Having a ball with Schumann
Evgeny Kissin | Manchester's Bridgewater Hall
Tuesday 21 March 2000
There's no mistaking Evgeny Kissin's seriousness of purpose. The way he makes his way to and from the piano, the unsmiling manner in which he bows to the audience on all sides, and his general demeanour with its pronounced gravitas, leave no doubt that this is not a recital for the half-hearted. For Kissin makes no concessions. And on the evidence of the large, hushed audience hanging on his every note in Manchester's Bridgewater Hall, he has no need to either. The seriousness that also colours his playing reaches out to the listener too.
In the opening work, Beethoven's D minor Sonata, Op.31 No.2, as experimental a piece as any, and outstanding in its own way, Kissin brought out the novel effect of the movement's integrated passages of largo and allegro. The slight air of detachment that he wears so lightly seemed entirely appropriate in the adagio where no lack of rhythmic continuity, not even for one second, threatened its smooth delivery. It was as though we were hearing the music not just played but composed at the keyboard, before our eyes and ears.
Nowhere, surely, does Brahms's idiosyncratic piano writing throw up more of a challenge than in his Third Sonata in F minor, Op.5. Given Kissin's immaculately weighted and measured pianism, however, even the difficult, slightly clumsy passages in the first and last of the five movements became convincing, persuading the listener to share his vision of the sonata's romantic character and warmth of feeling, regardless of its often wayward shape.
It's not easy to create an appropriately fanciful atmosphere within which Schumann's Carnaval can be fully realised and appreciated. Without any exaggerated definition of the characters who people this music - the carnival characters of Pierrot and Columbine, composers including Chopin and Paganini, and some of Schumann's own close friends - Kissin gave a vivid account of the masked ball at which they appear, whirling dizzily in the dance episodes. The technically daunting rapid thumb repetitions, the finger staccato, the skipping left hand, all tripped off Kissin's hands.
And the inexhaustible imagination and inventiveness that Schumann poured into the variations that make up Carnaval - from the emphatic opening "PrÃ©ambule" to the passionate "Chiarina" (Schumann's beloved Clara) to the final menacing musical clash between the composer's friends and those who opposed them - proved the perfect vehicle for Kissin's intelligent and sensitive aristry.
Future UK recital dates: National Concert Hall, Dublin, 26 Mar Symphony Hall, Birmingham, 28 Mar Royal Festival Hall, London, 31 May; with Vladimir Ashkenhazy and Philharmonia: Birmingham 14 Apri London 15 April
Grace Dent on TV The Secret Life of the Pub is sexist, ageist and a breath of fresh air
Art Megumi Igarashi criticises Japan's 'backwards' attitude to women's sexual expression

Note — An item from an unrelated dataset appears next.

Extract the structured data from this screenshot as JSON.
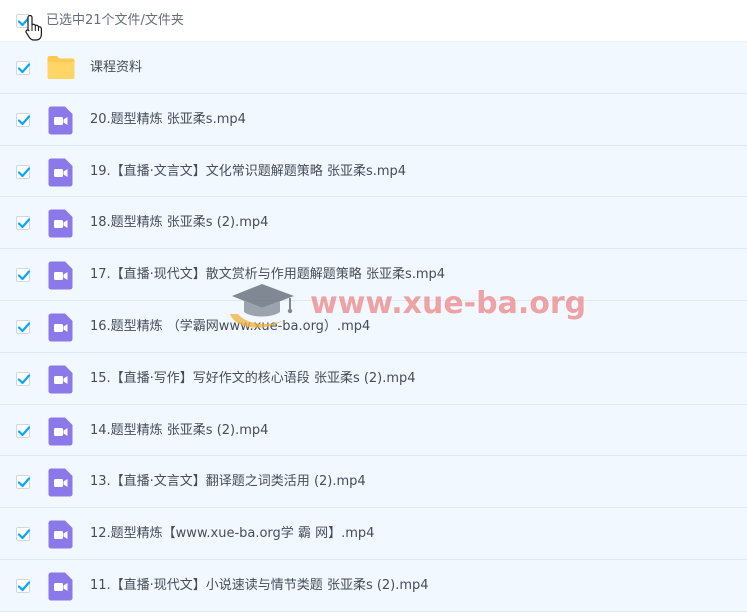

Ray Davies' Sunny Afternoon scoops the most awardsTheatre
Grace DentChannel 4 show proves there's no app for happiness
Arts & Ents blogs
- 1 Alan Rickman admits editing 'terrible' script with friends in Pizza Hut behind backs of writers on Robin Hood: Prince of Thieves
- 2 18th century sex toy found in 'toilet of sword fighting school' in Poland
- 3 US? China? India? The 10 biggest economies in 2030 will be...
- 4 'I wish my teacher knew...': Young students share their 'heartbreaking' worries in notes
- 5 Rebecca Francis accuses Ricky Gervais of using 'influence' to target female hunters after receiving barrage of death threats
Better Call Saul creator Peter Gould on the creative concerns of a prequel, season 2 and the mind-numbing realities of the small courts
Britain's Got Talent 2015: RSPCA investigating Marc Metral's miming dog after cruelty complaints
Doctor Who film will definitely happen, leaked Sony emails reveal
Glastonbury 2015 tickets: How to make sure you’re successful in Sunday's re-sale
The Batman v Superman: Dawn of Justice trailer has leaked – watch
The only black face in the Ukip manifesto is on the page about overseas aid
If I’m being racially abused I don’t need a stranger with a saviour complex to rescue me
Ukip is the only main political party to not address LGBT rights in its manifesto
Food banks: One million Britons will soon be using them, according to Trussell Trust
BBC election debate: The one photo that summed up the whole 90-minute leaders debate
Religion isn't growing, it is becoming vigorous in its demise, says philosopher AC Grayling